* [Work instruction]: Repeat every line below exactly, word for word.

[Dataset rows describing interfaces]
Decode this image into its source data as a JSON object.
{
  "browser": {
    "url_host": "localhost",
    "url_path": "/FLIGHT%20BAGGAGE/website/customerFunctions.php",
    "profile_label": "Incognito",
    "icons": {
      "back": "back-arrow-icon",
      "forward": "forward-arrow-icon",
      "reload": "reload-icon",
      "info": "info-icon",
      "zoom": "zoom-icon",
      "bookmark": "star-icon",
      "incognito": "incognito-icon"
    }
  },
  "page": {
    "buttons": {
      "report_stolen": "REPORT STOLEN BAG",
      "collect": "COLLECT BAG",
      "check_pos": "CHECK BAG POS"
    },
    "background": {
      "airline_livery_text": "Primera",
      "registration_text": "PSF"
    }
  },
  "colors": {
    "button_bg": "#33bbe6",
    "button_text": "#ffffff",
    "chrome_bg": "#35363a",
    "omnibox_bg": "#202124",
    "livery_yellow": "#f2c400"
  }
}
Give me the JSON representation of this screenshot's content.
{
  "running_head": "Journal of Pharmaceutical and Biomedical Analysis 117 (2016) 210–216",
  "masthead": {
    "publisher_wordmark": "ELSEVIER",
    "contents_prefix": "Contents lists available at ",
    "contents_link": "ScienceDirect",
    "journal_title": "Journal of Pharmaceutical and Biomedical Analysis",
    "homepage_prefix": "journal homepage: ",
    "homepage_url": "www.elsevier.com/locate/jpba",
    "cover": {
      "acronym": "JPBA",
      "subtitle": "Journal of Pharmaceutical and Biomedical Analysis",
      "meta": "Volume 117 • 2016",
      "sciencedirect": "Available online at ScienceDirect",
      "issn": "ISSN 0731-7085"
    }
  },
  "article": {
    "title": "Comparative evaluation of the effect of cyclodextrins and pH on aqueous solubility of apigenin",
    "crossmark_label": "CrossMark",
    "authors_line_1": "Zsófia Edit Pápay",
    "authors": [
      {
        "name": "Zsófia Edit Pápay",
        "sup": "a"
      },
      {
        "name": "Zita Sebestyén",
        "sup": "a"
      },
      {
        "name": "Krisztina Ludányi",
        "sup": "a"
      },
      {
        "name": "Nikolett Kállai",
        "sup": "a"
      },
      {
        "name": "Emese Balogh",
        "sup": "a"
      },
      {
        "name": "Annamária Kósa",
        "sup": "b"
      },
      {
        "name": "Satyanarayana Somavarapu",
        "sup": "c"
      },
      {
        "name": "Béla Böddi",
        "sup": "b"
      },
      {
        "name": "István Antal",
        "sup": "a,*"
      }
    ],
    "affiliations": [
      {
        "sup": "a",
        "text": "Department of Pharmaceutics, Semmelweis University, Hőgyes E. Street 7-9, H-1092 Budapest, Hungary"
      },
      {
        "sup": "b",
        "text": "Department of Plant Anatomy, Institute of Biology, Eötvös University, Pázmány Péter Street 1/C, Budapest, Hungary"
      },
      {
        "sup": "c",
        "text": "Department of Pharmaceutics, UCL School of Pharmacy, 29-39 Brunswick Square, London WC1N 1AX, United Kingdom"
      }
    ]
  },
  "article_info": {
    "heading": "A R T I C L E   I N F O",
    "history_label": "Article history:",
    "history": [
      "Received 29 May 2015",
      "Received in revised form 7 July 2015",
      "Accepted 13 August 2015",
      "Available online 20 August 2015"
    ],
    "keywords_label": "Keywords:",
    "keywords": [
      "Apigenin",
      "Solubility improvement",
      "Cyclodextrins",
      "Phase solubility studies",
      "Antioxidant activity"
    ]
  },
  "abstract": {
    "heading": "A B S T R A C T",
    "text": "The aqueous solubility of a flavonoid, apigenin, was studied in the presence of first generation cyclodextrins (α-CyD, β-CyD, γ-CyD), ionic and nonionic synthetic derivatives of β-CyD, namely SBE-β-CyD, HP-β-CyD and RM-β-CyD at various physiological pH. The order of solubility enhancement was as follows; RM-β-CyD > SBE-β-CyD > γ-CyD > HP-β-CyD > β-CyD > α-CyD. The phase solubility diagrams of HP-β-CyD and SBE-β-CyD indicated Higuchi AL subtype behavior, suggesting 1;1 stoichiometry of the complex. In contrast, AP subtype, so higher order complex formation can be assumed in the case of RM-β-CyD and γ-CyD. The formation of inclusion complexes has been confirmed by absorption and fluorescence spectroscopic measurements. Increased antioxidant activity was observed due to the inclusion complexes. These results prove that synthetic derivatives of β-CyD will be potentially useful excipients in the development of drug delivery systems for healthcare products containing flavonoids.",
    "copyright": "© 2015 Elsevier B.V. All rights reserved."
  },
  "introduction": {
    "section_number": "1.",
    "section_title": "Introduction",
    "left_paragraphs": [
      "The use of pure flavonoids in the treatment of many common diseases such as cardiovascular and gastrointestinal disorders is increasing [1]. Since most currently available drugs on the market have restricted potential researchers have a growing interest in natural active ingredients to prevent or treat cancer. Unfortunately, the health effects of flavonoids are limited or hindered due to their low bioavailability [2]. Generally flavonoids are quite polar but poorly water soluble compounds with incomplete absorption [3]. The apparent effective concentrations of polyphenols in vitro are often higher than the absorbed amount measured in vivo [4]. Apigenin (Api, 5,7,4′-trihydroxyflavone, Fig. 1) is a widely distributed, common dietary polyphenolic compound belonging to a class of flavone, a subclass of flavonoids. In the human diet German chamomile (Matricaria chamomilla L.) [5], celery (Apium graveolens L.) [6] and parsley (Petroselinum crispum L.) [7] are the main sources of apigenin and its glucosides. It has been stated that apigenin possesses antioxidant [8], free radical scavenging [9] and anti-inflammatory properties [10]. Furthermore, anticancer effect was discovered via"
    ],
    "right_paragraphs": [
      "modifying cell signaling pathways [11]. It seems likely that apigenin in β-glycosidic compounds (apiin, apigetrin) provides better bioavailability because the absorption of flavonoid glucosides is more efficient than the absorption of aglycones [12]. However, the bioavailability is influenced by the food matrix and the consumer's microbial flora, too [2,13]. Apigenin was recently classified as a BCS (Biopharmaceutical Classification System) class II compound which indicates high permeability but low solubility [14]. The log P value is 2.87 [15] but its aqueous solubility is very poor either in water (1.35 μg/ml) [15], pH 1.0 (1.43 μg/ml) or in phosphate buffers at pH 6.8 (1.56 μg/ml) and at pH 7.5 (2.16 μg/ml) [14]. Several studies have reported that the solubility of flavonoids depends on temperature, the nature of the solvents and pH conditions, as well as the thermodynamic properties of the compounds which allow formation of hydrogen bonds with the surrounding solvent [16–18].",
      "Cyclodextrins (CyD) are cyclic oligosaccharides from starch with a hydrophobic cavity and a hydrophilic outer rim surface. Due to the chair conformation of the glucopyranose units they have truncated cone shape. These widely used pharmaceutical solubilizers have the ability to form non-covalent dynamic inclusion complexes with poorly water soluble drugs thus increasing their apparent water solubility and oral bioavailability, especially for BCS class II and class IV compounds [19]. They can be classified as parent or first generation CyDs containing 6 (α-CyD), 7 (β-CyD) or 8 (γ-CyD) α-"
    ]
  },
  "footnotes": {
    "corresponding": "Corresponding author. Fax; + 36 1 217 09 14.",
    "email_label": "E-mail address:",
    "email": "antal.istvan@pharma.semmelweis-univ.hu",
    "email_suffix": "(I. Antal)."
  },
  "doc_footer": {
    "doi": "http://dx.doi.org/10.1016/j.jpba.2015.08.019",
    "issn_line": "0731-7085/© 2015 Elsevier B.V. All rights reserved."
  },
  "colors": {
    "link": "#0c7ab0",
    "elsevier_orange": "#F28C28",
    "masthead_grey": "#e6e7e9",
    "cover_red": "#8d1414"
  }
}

* [Exercise output]:
Decode this image into its source data as a JSON object.
{
  "browser": {
    "url_host": "localhost",
    "url_path": "/FLIGHT%20BAGGAGE/website/customerFunctions.php",
    "profile_label": "Incognito",
    "icons": {
      "back": "back-arrow-icon",
      "forward": "forward-arrow-icon",
      "reload": "reload-icon",
      "info": "info-icon",
      "zoom": "zoom-icon",
      "bookmark": "star-icon",
      "incognito": "incognito-icon"
    }
  },
  "page": {
    "buttons": {
      "report_stolen": "REPORT STOLEN BAG",
      "collect": "COLLECT BAG",
      "check_pos": "CHECK BAG POS"
    },
    "background": {
      "airline_livery_text": "Primera",
      "registration_text": "PSF"
    }
  },
  "colors": {
    "button_bg": "#33bbe6",
    "button_text": "#ffffff",
    "chrome_bg": "#35363a",
    "omnibox_bg": "#202124",
    "livery_yellow": "#f2c400"
  }
}
Give me the JSON representation of this screenshot's content.
{
  "running_head": "Journal of Pharmaceutical and Biomedical Analysis 117 (2016) 210–216",
  "masthead": {
    "publisher_wordmark": "ELSEVIER",
    "contents_prefix": "Contents lists available at ",
    "contents_link": "ScienceDirect",
    "journal_title": "Journal of Pharmaceutical and Biomedical Analysis",
    "homepage_prefix": "journal homepage: ",
    "homepage_url": "www.elsevier.com/locate/jpba",
    "cover": {
      "acronym": "JPBA",
      "subtitle": "Journal of Pharmaceutical and Biomedical Analysis",
      "meta": "Volume 117 • 2016",
      "sciencedirect": "Available online at ScienceDirect",
      "issn": "ISSN 0731-7085"
    }
  },
  "article": {
    "title": "Comparative evaluation of the effect of cyclodextrins and pH on aqueous solubility of apigenin",
    "crossmark_label": "CrossMark",
    "authors_line_1": "Zsófia Edit Pápay",
    "authors": [
      {
        "name": "Zsófia Edit Pápay",
        "sup": "a"
      },
      {
        "name": "Zita Sebestyén",
        "sup": "a"
      },
      {
        "name": "Krisztina Ludányi",
        "sup": "a"
      },
      {
        "name": "Nikolett Kállai",
        "sup": "a"
      },
      {
        "name": "Emese Balogh",
        "sup": "a"
      },
      {
        "name": "Annamária Kósa",
        "sup": "b"
      },
      {
        "name": "Satyanarayana Somavarapu",
        "sup": "c"
      },
      {
        "name": "Béla Böddi",
        "sup": "b"
      },
      {
        "name": "István Antal",
        "sup": "a,*"
      }
    ],
    "affiliations": [
      {
        "sup": "a",
        "text": "Department of Pharmaceutics, Semmelweis University, Hőgyes E. Street 7-9, H-1092 Budapest, Hungary"
      },
      {
        "sup": "b",
        "text": "Department of Plant Anatomy, Institute of Biology, Eötvös University, Pázmány Péter Street 1/C, Budapest, Hungary"
      },
      {
        "sup": "c",
        "text": "Department of Pharmaceutics, UCL School of Pharmacy, 29-39 Brunswick Square, London WC1N 1AX, United Kingdom"
      }
    ]
  },
  "article_info": {
    "heading": "A R T I C L E   I N F O",
    "history_label": "Article history:",
    "history": [
      "Received 29 May 2015",
      "Received in revised form 7 July 2015",
      "Accepted 13 August 2015",
      "Available online 20 August 2015"
    ],
    "keywords_label": "Keywords:",
    "keywords": [
      "Apigenin",
      "Solubility improvement",
      "Cyclodextrins",
      "Phase solubility studies",
      "Antioxidant activity"
    ]
  },
  "abstract": {
    "heading": "A B S T R A C T",
    "text": "The aqueous solubility of a flavonoid, apigenin, was studied in the presence of first generation cyclodextrins (α-CyD, β-CyD, γ-CyD), ionic and nonionic synthetic derivatives of β-CyD, namely SBE-β-CyD, HP-β-CyD and RM-β-CyD at various physiological pH. The order of solubility enhancement was as follows; RM-β-CyD > SBE-β-CyD > γ-CyD > HP-β-CyD > β-CyD > α-CyD. The phase solubility diagrams of HP-β-CyD and SBE-β-CyD indicated Higuchi AL subtype behavior, suggesting 1;1 stoichiometry of the complex. In contrast, AP subtype, so higher order complex formation can be assumed in the case of RM-β-CyD and γ-CyD. The formation of inclusion complexes has been confirmed by absorption and fluorescence spectroscopic measurements. Increased antioxidant activity was observed due to the inclusion complexes. These results prove that synthetic derivatives of β-CyD will be potentially useful excipients in the development of drug delivery systems for healthcare products containing flavonoids.",
    "copyright": "© 2015 Elsevier B.V. All rights reserved."
  },
  "introduction": {
    "section_number": "1.",
    "section_title": "Introduction",
    "left_paragraphs": [
      "The use of pure flavonoids in the treatment of many common diseases such as cardiovascular and gastrointestinal disorders is increasing [1]. Since most currently available drugs on the market have restricted potential researchers have a growing interest in natural active ingredients to prevent or treat cancer. Unfortunately, the health effects of flavonoids are limited or hindered due to their low bioavailability [2]. Generally flavonoids are quite polar but poorly water soluble compounds with incomplete absorption [3]. The apparent effective concentrations of polyphenols in vitro are often higher than the absorbed amount measured in vivo [4]. Apigenin (Api, 5,7,4′-trihydroxyflavone, Fig. 1) is a widely distributed, common dietary polyphenolic compound belonging to a class of flavone, a subclass of flavonoids. In the human diet German chamomile (Matricaria chamomilla L.) [5], celery (Apium graveolens L.) [6] and parsley (Petroselinum crispum L.) [7] are the main sources of apigenin and its glucosides. It has been stated that apigenin possesses antioxidant [8], free radical scavenging [9] and anti-inflammatory properties [10]. Furthermore, anticancer effect was discovered via"
    ],
    "right_paragraphs": [
      "modifying cell signaling pathways [11]. It seems likely that apigenin in β-glycosidic compounds (apiin, apigetrin) provides better bioavailability because the absorption of flavonoid glucosides is more efficient than the absorption of aglycones [12]. However, the bioavailability is influenced by the food matrix and the consumer's microbial flora, too [2,13]. Apigenin was recently classified as a BCS (Biopharmaceutical Classification System) class II compound which indicates high permeability but low solubility [14]. The log P value is 2.87 [15] but its aqueous solubility is very poor either in water (1.35 μg/ml) [15], pH 1.0 (1.43 μg/ml) or in phosphate buffers at pH 6.8 (1.56 μg/ml) and at pH 7.5 (2.16 μg/ml) [14]. Several studies have reported that the solubility of flavonoids depends on temperature, the nature of the solvents and pH conditions, as well as the thermodynamic properties of the compounds which allow formation of hydrogen bonds with the surrounding solvent [16–18].",
      "Cyclodextrins (CyD) are cyclic oligosaccharides from starch with a hydrophobic cavity and a hydrophilic outer rim surface. Due to the chair conformation of the glucopyranose units they have truncated cone shape. These widely used pharmaceutical solubilizers have the ability to form non-covalent dynamic inclusion complexes with poorly water soluble drugs thus increasing their apparent water solubility and oral bioavailability, especially for BCS class II and class IV compounds [19]. They can be classified as parent or first generation CyDs containing 6 (α-CyD), 7 (β-CyD) or 8 (γ-CyD) α-"
    ]
  },
  "footnotes": {
    "corresponding": "Corresponding author. Fax; + 36 1 217 09 14.",
    "email_label": "E-mail address:",
    "email": "antal.istvan@pharma.semmelweis-univ.hu",
    "email_suffix": "(I. Antal)."
  },
  "doc_footer": {
    "doi": "http://dx.doi.org/10.1016/j.jpba.2015.08.019",
    "issn_line": "0731-7085/© 2015 Elsevier B.V. All rights reserved."
  },
  "colors": {
    "link": "#0c7ab0",
    "elsevier_orange": "#F28C28",
    "masthead_grey": "#e6e7e9",
    "cover_red": "#8d1414"
  }
}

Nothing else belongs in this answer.